I got a real-life, first- hand experience of that, as even before the firefighters and EMTS got there (both responded), the 9-1-1 calltaker asked me several questions over the phone, even asked me to repeat some things to see what kind of shape I was in. It was the beginning of a process I repeated several more times in the next few days as doctors and nurses asked me lot of questions over and over. Some were to be expected. What is my name? What city am I in? What is today's date? What day of the week is it?
I got all the answers right, an early good sign that my stroke did not impact my speech much, although I had speech therapy sessions, both in and out patient, for several weeks to see if there were impacts on memory, comprehension, etc and so on. I quickly learned that my stroke was caused by a ruptured blood vessel on the right side of my brain. Therefore the impacts are on my left side (a lot more about that later in another column).
I was rushed to Saint Thomas, where I received quick and excellent care for the next week. I needed it as my blood pressure peaked at 240 on the top side before I arrived. It reminded me again I sure was glad I didn't try to drive away from the Mayor's office. I remained conscious throughout the process, even talked and joked in the ER and ICU with family and friends while discussing the health care ruling (see, I am a hopeless political junkie).
I don't remember everything from the next several days, I slept a lot as a part of beginning my recovery and letting my brain heal. I do remember answering a lot of those same questions again.
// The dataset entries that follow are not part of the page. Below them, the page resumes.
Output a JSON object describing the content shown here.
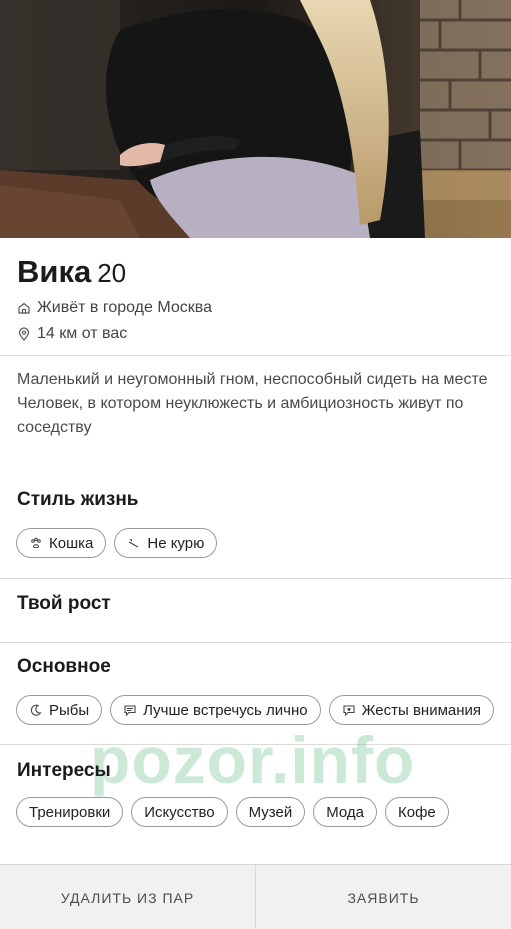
{
  "profile": {
    "name": "Вика",
    "age": "20",
    "city": "Живёт в городе Москва",
    "distance": "14 км от вас",
    "bio_line1": "Маленький и неугомонный гном, неспособный сидеть на месте",
    "bio_line2": "Человек, в котором неуклюжесть и амбициозность живут по соседству"
  },
  "lifestyle": {
    "title": "Стиль жизнь",
    "chips": [
      {
        "label": "Кошка",
        "icon": "paw-icon"
      },
      {
        "label": "Не курю",
        "icon": "no-smoking-icon"
      }
    ]
  },
  "height": {
    "title": "Твой рост"
  },
  "basics": {
    "title": "Основное",
    "chips": [
      {
        "label": "Рыбы",
        "icon": "moon-icon"
      },
      {
        "label": "Лучше встречусь лично",
        "icon": "chat-icon"
      },
      {
        "label": "Жесты внимания",
        "icon": "heart-chat-icon"
      }
    ]
  },
  "interests": {
    "title": "Интересы",
    "chips": [
      "Тренировки",
      "Искусство",
      "Музей",
      "Мода",
      "Кофе"
    ]
  },
  "watermark": "pozor.info",
  "actions": {
    "unmatch": "УДАЛИТЬ ИЗ ПАР",
    "report": "ЗАЯВИТЬ"
  },
  "colors": {
    "watermark": "#78c396",
    "bottom_bar": "#f1f1f1"
  }
}
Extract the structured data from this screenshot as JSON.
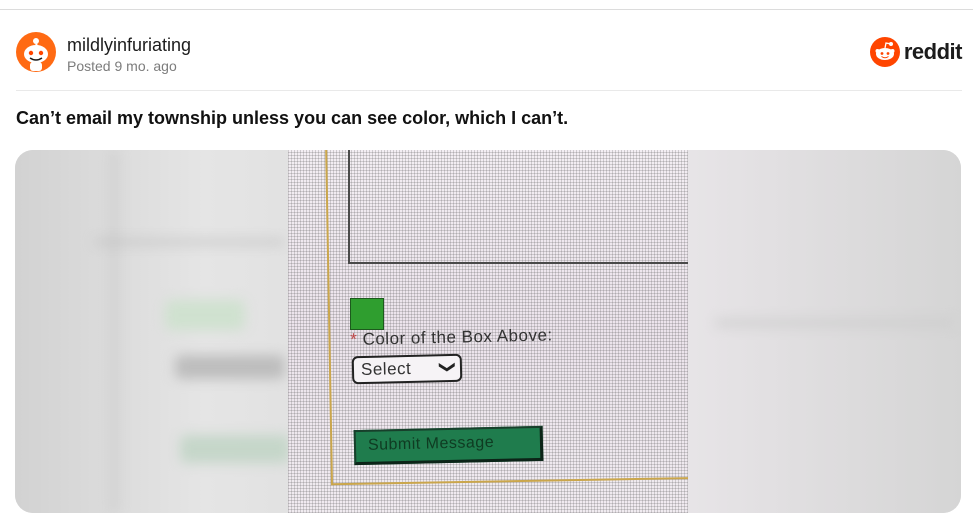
{
  "post": {
    "subreddit": "mildlyinfuriating",
    "posted": "Posted 9 mo. ago",
    "title": "Can’t email my township unless you can see color, which I can’t."
  },
  "brand": {
    "name": "reddit",
    "icon": "reddit-logo-icon",
    "accent": "#ff4500"
  },
  "photo": {
    "color_label_required": "*",
    "color_label": "Color of the Box Above:",
    "select_value": "Select",
    "submit_label": "Submit Message",
    "box_color": "#2f9e2f"
  }
}
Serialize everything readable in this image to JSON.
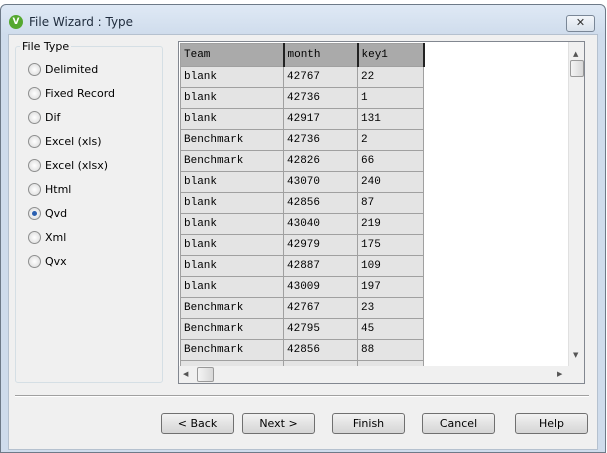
{
  "window": {
    "title": "File Wizard : Type",
    "logo": "V"
  },
  "file_type": {
    "label": "File Type",
    "options": [
      "Delimited",
      "Fixed Record",
      "Dif",
      "Excel (xls)",
      "Excel (xlsx)",
      "Html",
      "Qvd",
      "Xml",
      "Qvx"
    ],
    "selected": "Qvd"
  },
  "table": {
    "columns": [
      "Team",
      "month",
      "key1"
    ],
    "rows": [
      [
        "blank",
        "42767",
        "22"
      ],
      [
        "blank",
        "42736",
        "1"
      ],
      [
        "blank",
        "42917",
        "131"
      ],
      [
        "Benchmark",
        "42736",
        "2"
      ],
      [
        "Benchmark",
        "42826",
        "66"
      ],
      [
        "blank",
        "43070",
        "240"
      ],
      [
        "blank",
        "42856",
        "87"
      ],
      [
        "blank",
        "43040",
        "219"
      ],
      [
        "blank",
        "42979",
        "175"
      ],
      [
        "blank",
        "42887",
        "109"
      ],
      [
        "blank",
        "43009",
        "197"
      ],
      [
        "Benchmark",
        "42767",
        "23"
      ],
      [
        "Benchmark",
        "42795",
        "45"
      ],
      [
        "Benchmark",
        "42856",
        "88"
      ],
      [
        "",
        "",
        ""
      ]
    ]
  },
  "buttons": {
    "back": "< Back",
    "next": "Next >",
    "finish": "Finish",
    "cancel": "Cancel",
    "help": "Help"
  }
}
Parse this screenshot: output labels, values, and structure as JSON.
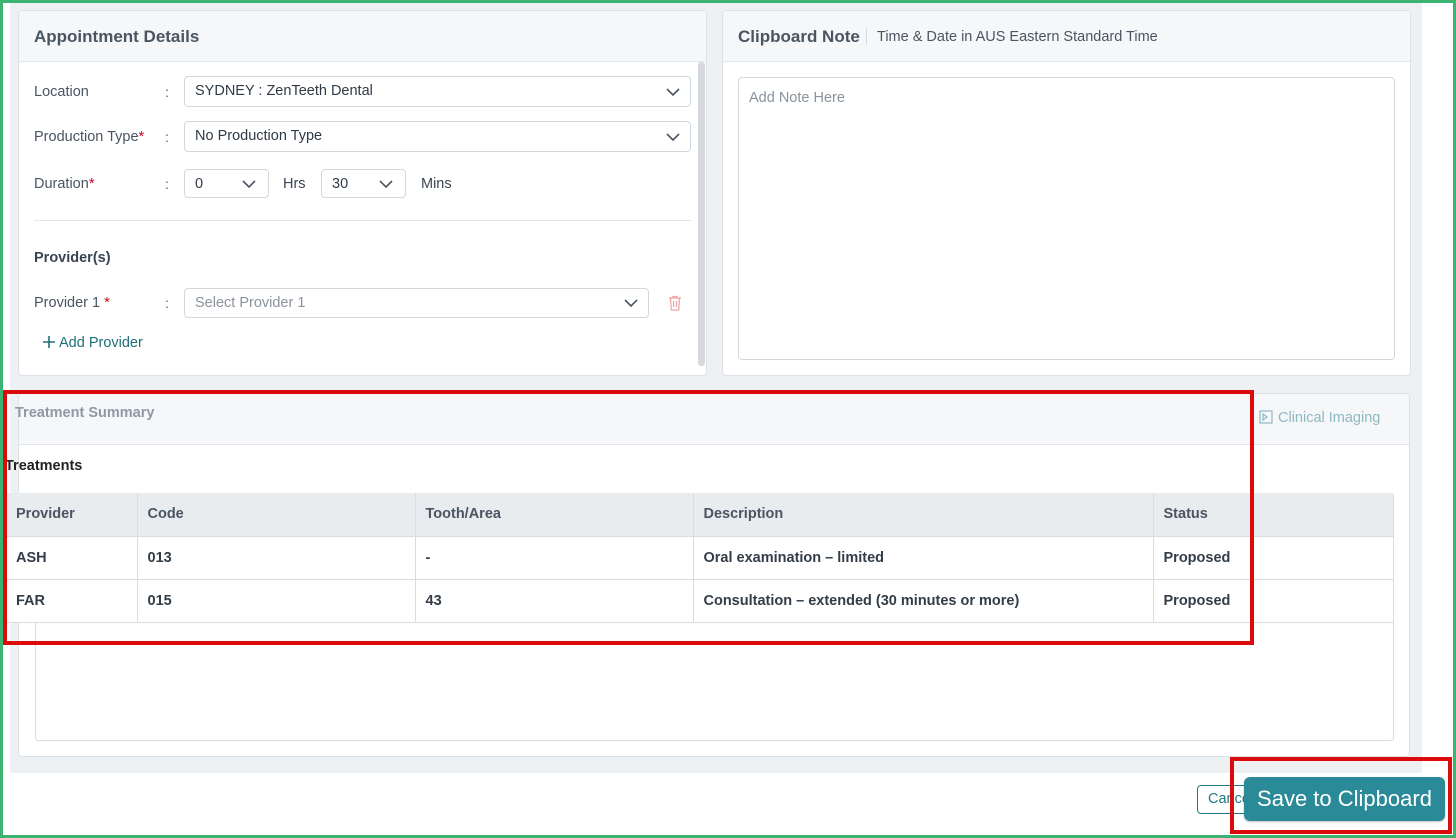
{
  "appointment": {
    "title": "Appointment Details",
    "location_label": "Location",
    "location_value": "SYDNEY : ZenTeeth Dental",
    "production_label": "Production Type",
    "production_value": "No Production Type",
    "duration_label": "Duration",
    "duration_hrs": "0",
    "hrs_unit": "Hrs",
    "duration_mins": "30",
    "mins_unit": "Mins",
    "providers_heading": "Provider(s)",
    "provider1_label": "Provider 1",
    "provider1_placeholder": "Select Provider 1",
    "add_provider": "Add Provider",
    "colon": ":",
    "required_mark": "*"
  },
  "clipboard": {
    "title": "Clipboard Note",
    "subtitle": "Time & Date in AUS Eastern Standard Time",
    "placeholder": "Add Note Here"
  },
  "treatment": {
    "title": "Treatment Summary",
    "clinical_imaging": "Clinical Imaging",
    "treatments_heading": "Treatments",
    "columns": [
      "Provider",
      "Code",
      "Tooth/Area",
      "Description",
      "Status"
    ],
    "rows": [
      [
        "ASH",
        "013",
        "-",
        "Oral examination – limited",
        "Proposed"
      ],
      [
        "FAR",
        "015",
        "43",
        "Consultation – extended (30 minutes or more)",
        "Proposed"
      ]
    ]
  },
  "footer": {
    "cancel_label": "Cancel",
    "save_label": "Save to Clipboard"
  },
  "colors": {
    "accent": "#2a8a98",
    "highlight": "#dc0a0a",
    "frame": "#3cb371"
  }
}
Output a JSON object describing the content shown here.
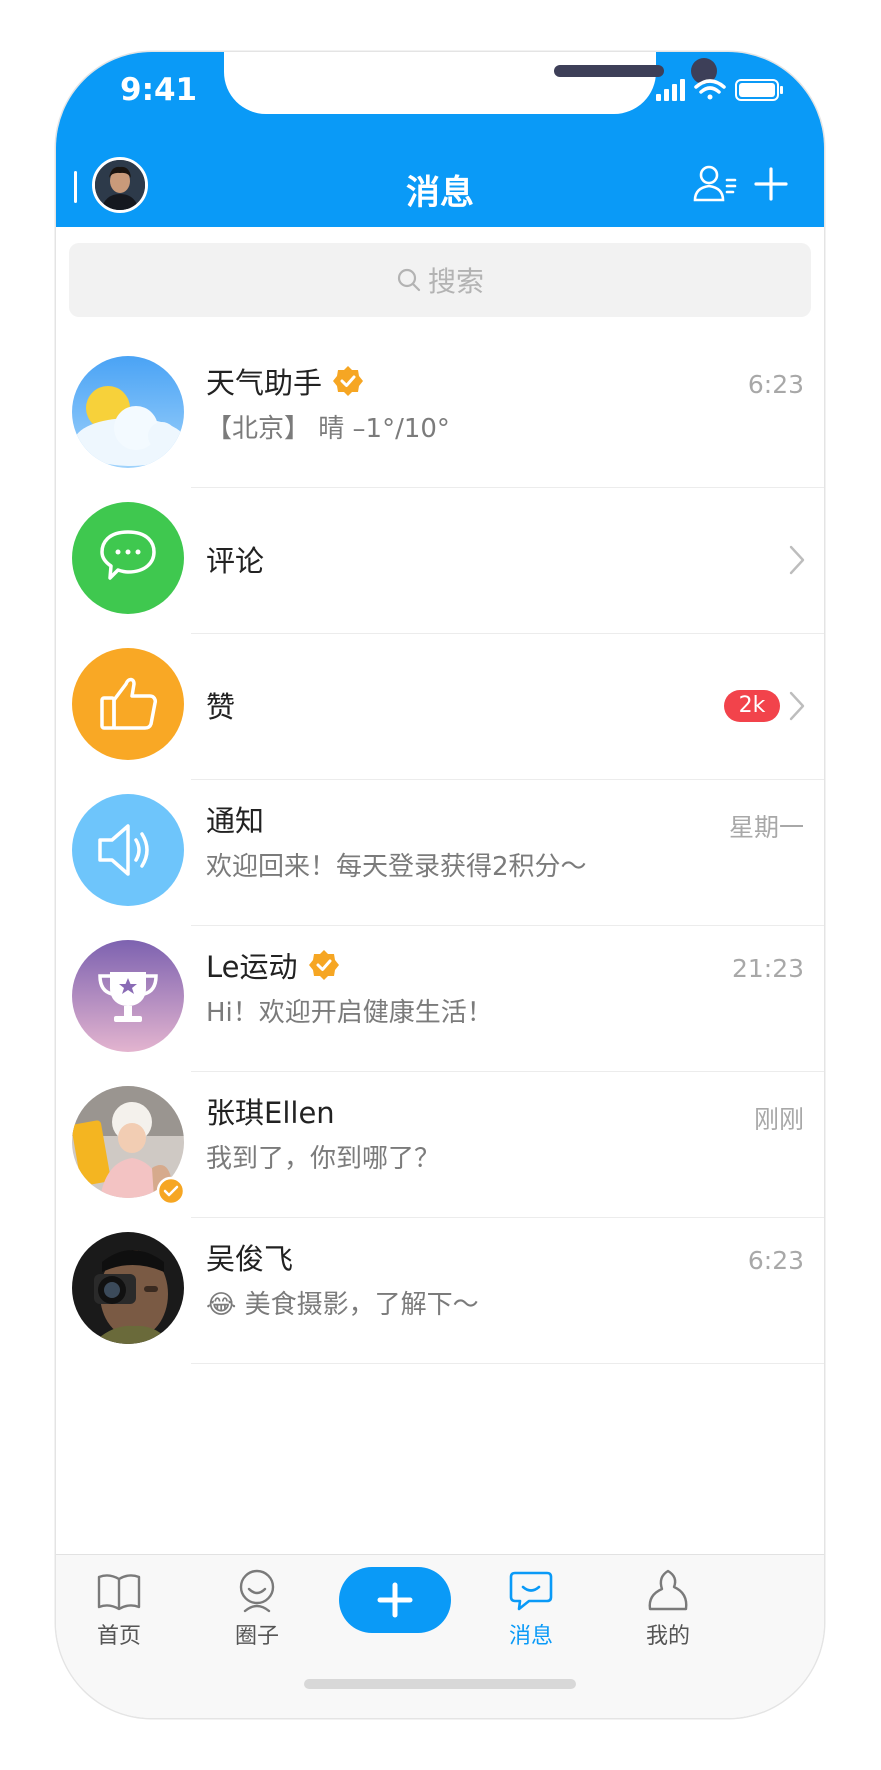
{
  "status_bar": {
    "time": "9:41"
  },
  "header": {
    "title": "消息"
  },
  "search": {
    "placeholder": "搜索"
  },
  "conversations": [
    {
      "name": "天气助手",
      "verified": true,
      "time": "6:23",
      "preview": "【北京】 晴 –1°/10°",
      "avatar": "weather-icon"
    },
    {
      "name": "评论",
      "avatar": "comment-icon",
      "chevron": true
    },
    {
      "name": "赞",
      "avatar": "thumbs-up-icon",
      "badge": "2k",
      "chevron": true
    },
    {
      "name": "通知",
      "time": "星期一",
      "preview": "欢迎回来！每天登录获得2积分～",
      "avatar": "speaker-icon"
    },
    {
      "name": "Le运动",
      "verified": true,
      "time": "21:23",
      "preview": "Hi！欢迎开启健康生活！",
      "avatar": "trophy-icon"
    },
    {
      "name": "张琪Ellen",
      "time": "刚刚",
      "preview": "我到了，你到哪了？",
      "avatar": "user-photo"
    },
    {
      "name": "吴俊飞",
      "time": "6:23",
      "preview": "美食摄影，了解下～",
      "avatar": "user-photo",
      "emoji": "😂"
    }
  ],
  "tabs": [
    {
      "label": "首页",
      "icon": "book-icon"
    },
    {
      "label": "圈子",
      "icon": "circle-face-icon"
    },
    {
      "label": "消息",
      "icon": "message-bubble-icon",
      "active": true
    },
    {
      "label": "我的",
      "icon": "profile-icon"
    }
  ],
  "colors": {
    "primary": "#0a9af7",
    "badge": "#f2434b",
    "verified": "#f6a623",
    "green": "#3fc84f",
    "orange": "#f9a825",
    "light_blue": "#6ec5fb",
    "purple": "#8a6bb5"
  }
}
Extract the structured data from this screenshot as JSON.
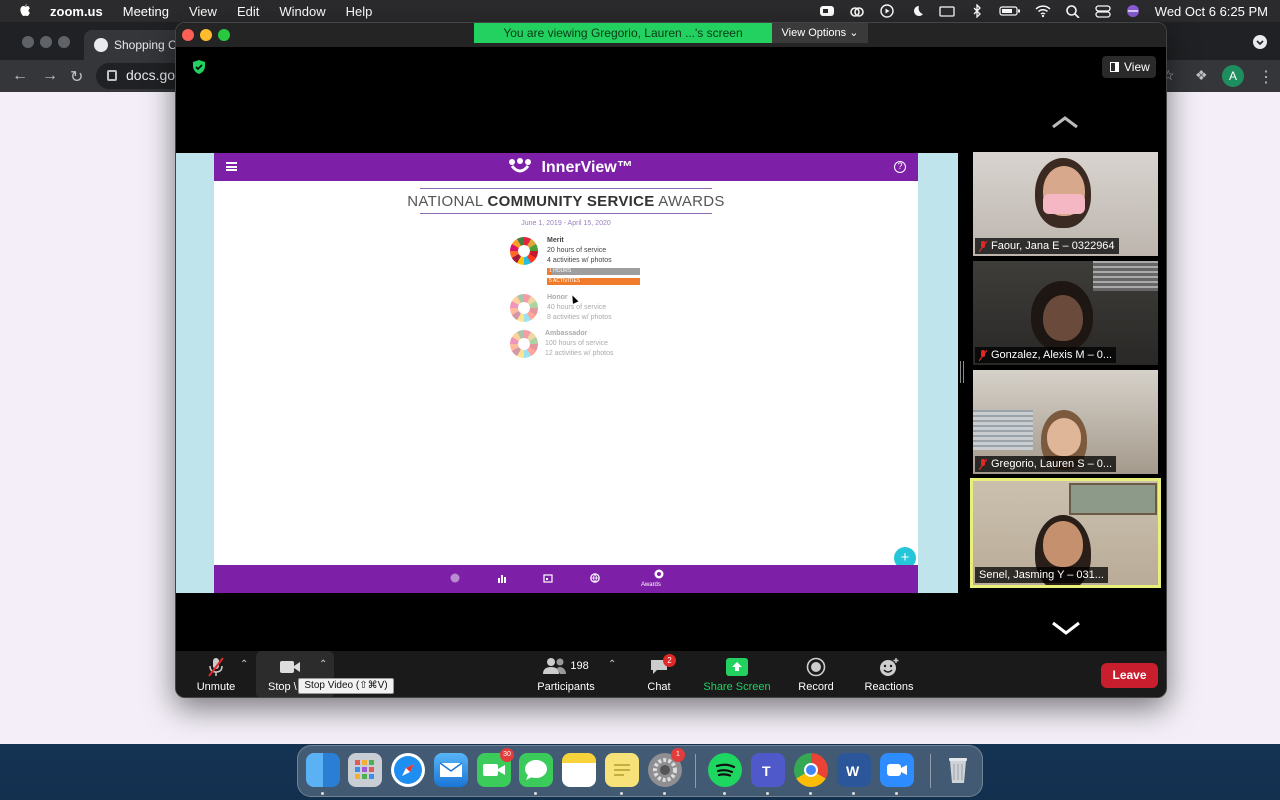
{
  "menubar": {
    "app_name": "zoom.us",
    "menus": [
      "Meeting",
      "View",
      "Edit",
      "Window",
      "Help"
    ],
    "clock": "Wed Oct 6  6:25 PM"
  },
  "browser": {
    "tab_title": "Shopping C",
    "url_fragment": "docs.go",
    "profile_initial": "A"
  },
  "zoom": {
    "viewing_banner": "You are viewing Gregorio, Lauren ...'s screen",
    "view_options": "View Options",
    "view_button": "View",
    "shared_screen": {
      "app_name": "InnerView™",
      "award_title_prefix": "NATIONAL ",
      "award_title_bold": "COMMUNITY SERVICE",
      "award_title_suffix": " AWARDS",
      "date_range": "June 1, 2019 - April 15, 2020",
      "tiers": [
        {
          "name": "Merit",
          "line1": "20 hours of service",
          "line2": "4 activities w/ photos",
          "hours_bar": "1 HOURS",
          "hours_progress": 0.05,
          "activities_bar": "5 ACTIVITIES",
          "activities_progress": 1.0
        },
        {
          "name": "Honor",
          "line1": "40 hours of service",
          "line2": "8 activities w/ photos"
        },
        {
          "name": "Ambassador",
          "line1": "100 hours of service",
          "line2": "12 activities w/ photos"
        }
      ],
      "fab_label": "+",
      "footer_active_label": "Awards"
    },
    "participants": [
      {
        "name": "Faour, Jana E – 0322964",
        "muted": true,
        "active": false
      },
      {
        "name": "Gonzalez, Alexis M – 0...",
        "muted": true,
        "active": false
      },
      {
        "name": "Gregorio, Lauren S – 0...",
        "muted": true,
        "active": false
      },
      {
        "name": "Senel, Jasming Y – 031...",
        "muted": false,
        "active": true
      }
    ],
    "toolbar": {
      "unmute": "Unmute",
      "stop_video": "Stop \\",
      "stop_video_tooltip": "Stop Video (⇧⌘V)",
      "participants_count": "198",
      "participants": "Participants",
      "chat": "Chat",
      "chat_badge": "2",
      "share_screen": "Share Screen",
      "record": "Record",
      "reactions": "Reactions",
      "leave": "Leave"
    },
    "colors": {
      "share_green": "#23d160",
      "leave_red": "#c81e2e",
      "innerview_purple": "#7e1fa8",
      "active_speaker": "#e8f07a"
    }
  },
  "dock": {
    "apps": [
      "finder-icon",
      "launchpad-icon",
      "safari-icon",
      "mail-icon",
      "facetime-icon",
      "messages-icon",
      "notes-icon",
      "stickies-icon",
      "system-preferences-icon",
      "spotify-icon",
      "teams-icon",
      "chrome-icon",
      "word-icon",
      "zoom-icon",
      "trash-icon"
    ],
    "facetime_badge": "30",
    "system_preferences_badge": "1"
  }
}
That includes one I found a bit surprising and a little funny.
The question was: "Who is the President of the United States?"
Sure glad I remembered or might never be writing this column or be a political analyst again.
NEXT WEEK : The Recovery begins thanks to those gave me back my life.